(Data records)
- - - - -

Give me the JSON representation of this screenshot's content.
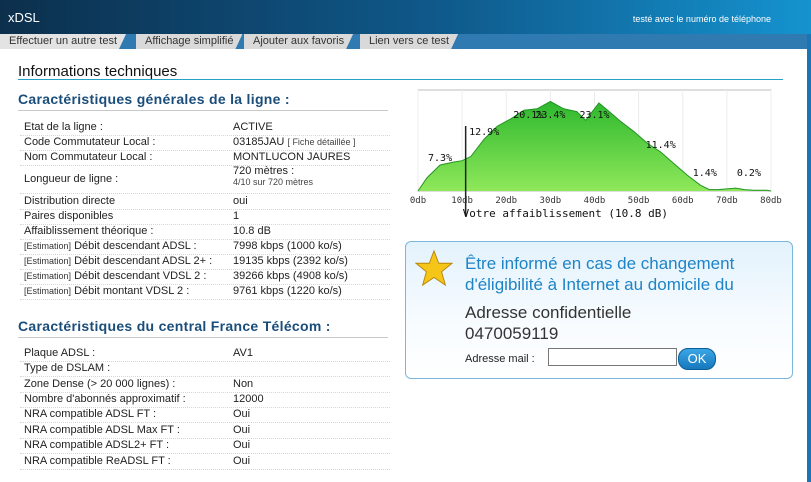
{
  "app": {
    "brand": "xDSL",
    "tagline": "testé avec le numéro de téléphone"
  },
  "menu": {
    "tab1": "Effectuer un autre test",
    "tab2": "Affichage simplifié",
    "tab3": "Ajouter aux favoris",
    "tab4": "Lien vers ce test"
  },
  "page": {
    "title": "Informations techniques"
  },
  "line": {
    "heading": "Caractéristiques générales de la ligne :",
    "etat": {
      "label": "Etat de la ligne :",
      "value": "ACTIVE"
    },
    "code": {
      "label": "Code Commutateur Local :",
      "value": "03185JAU",
      "detail": "[ Fiche détaillée ]"
    },
    "nom": {
      "label": "Nom Commutateur Local :",
      "value": "MONTLUCON JAURES"
    },
    "longueur": {
      "label": "Longueur de ligne :",
      "value": "720 mètres :",
      "sub": "4/10 sur 720 mètres"
    },
    "distribution": {
      "label": "Distribution directe",
      "value": "oui"
    },
    "paires": {
      "label": "Paires disponibles",
      "value": "1"
    },
    "affaiblissement": {
      "label": "Affaiblissement théorique :",
      "value": "10.8 dB"
    },
    "est_tag": "[Estimation]",
    "adsl": {
      "label": "Débit descendant ADSL :",
      "value": "7998 kbps (1000 ko/s)"
    },
    "adsl2": {
      "label": "Débit descendant ADSL 2+ :",
      "value": "19135 kbps (2392 ko/s)"
    },
    "vdsl": {
      "label": "Débit descendant VDSL 2 :",
      "value": "39266 kbps (4908 ko/s)"
    },
    "montant": {
      "label": "Débit montant VDSL 2 :",
      "value": "9761 kbps (1220 ko/s)"
    }
  },
  "central": {
    "heading": "Caractéristiques du central France Télécom :",
    "plaque": {
      "label": "Plaque ADSL :",
      "value": "AV1"
    },
    "dslam": {
      "label": "Type de DSLAM :",
      "value": ""
    },
    "zone": {
      "label": "Zone Dense (> 20 000 lignes) :",
      "value": "Non"
    },
    "abonnes": {
      "label": "Nombre d'abonnés approximatif :",
      "value": "12000"
    },
    "nra_adsl": {
      "label": "NRA compatible ADSL FT :",
      "value": "Oui"
    },
    "nra_max": {
      "label": "NRA compatible ADSL Max FT :",
      "value": "Oui"
    },
    "nra_adsl2": {
      "label": "NRA compatible ADSL2+ FT :",
      "value": "Oui"
    },
    "nra_readsl": {
      "label": "NRA compatible ReADSL FT :",
      "value": "Oui"
    }
  },
  "chart_data": {
    "type": "area",
    "x": [
      0,
      10,
      20,
      30,
      40,
      50,
      60,
      70,
      80
    ],
    "tick_labels": [
      "0db",
      "10db",
      "20db",
      "30db",
      "40db",
      "50db",
      "60db",
      "70db",
      "80db"
    ],
    "line_percent_points": [
      {
        "x": 5,
        "label": "7.3%"
      },
      {
        "x": 15,
        "label": "12.9%"
      },
      {
        "x": 25,
        "label": "20.1%"
      },
      {
        "x": 30,
        "label": "23.4%"
      },
      {
        "x": 40,
        "label": "23.1%"
      },
      {
        "x": 55,
        "label": "11.4%"
      },
      {
        "x": 65,
        "label": "1.4%"
      },
      {
        "x": 75,
        "label": "0.2%"
      }
    ],
    "curve": [
      [
        0,
        0
      ],
      [
        2,
        9
      ],
      [
        5,
        18
      ],
      [
        8,
        20
      ],
      [
        10,
        21
      ],
      [
        12,
        24
      ],
      [
        15,
        36
      ],
      [
        18,
        45
      ],
      [
        21,
        50
      ],
      [
        24,
        56
      ],
      [
        27,
        57
      ],
      [
        30,
        62
      ],
      [
        33,
        57
      ],
      [
        36,
        55
      ],
      [
        38,
        49
      ],
      [
        41,
        61
      ],
      [
        43,
        56
      ],
      [
        46,
        48
      ],
      [
        49,
        41
      ],
      [
        52,
        33
      ],
      [
        55,
        27
      ],
      [
        58,
        19
      ],
      [
        61,
        11
      ],
      [
        64,
        4
      ],
      [
        66,
        1
      ],
      [
        68,
        1
      ],
      [
        72,
        2
      ],
      [
        74,
        1
      ],
      [
        76,
        0.5
      ],
      [
        79,
        0.5
      ],
      [
        80,
        0
      ]
    ],
    "ylim": [
      0,
      70
    ],
    "xlim": [
      0,
      80
    ],
    "marker": {
      "x": 10.8,
      "label": "Votre affaiblissement (10.8 dB)"
    },
    "colors": {
      "fill_top": "#2eb82e",
      "fill_bottom": "#8fe85a",
      "stroke": "#239423",
      "marker": "#222222"
    }
  },
  "alert": {
    "title": "Être informé en cas de changement d'éligibilité à Internet au domicile du",
    "address": "Adresse confidentielle",
    "phone": "0470059119",
    "mail_label": "Adresse mail :",
    "mail_value": "",
    "ok": "OK",
    "star_color": "#f5c518"
  }
}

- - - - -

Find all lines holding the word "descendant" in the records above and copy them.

- **TASK RESPONSE**
      "label": "Débit descendant ADSL :",
      "label": "Débit descendant ADSL 2+ :",
      "label": "Débit descendant VDSL 2 :",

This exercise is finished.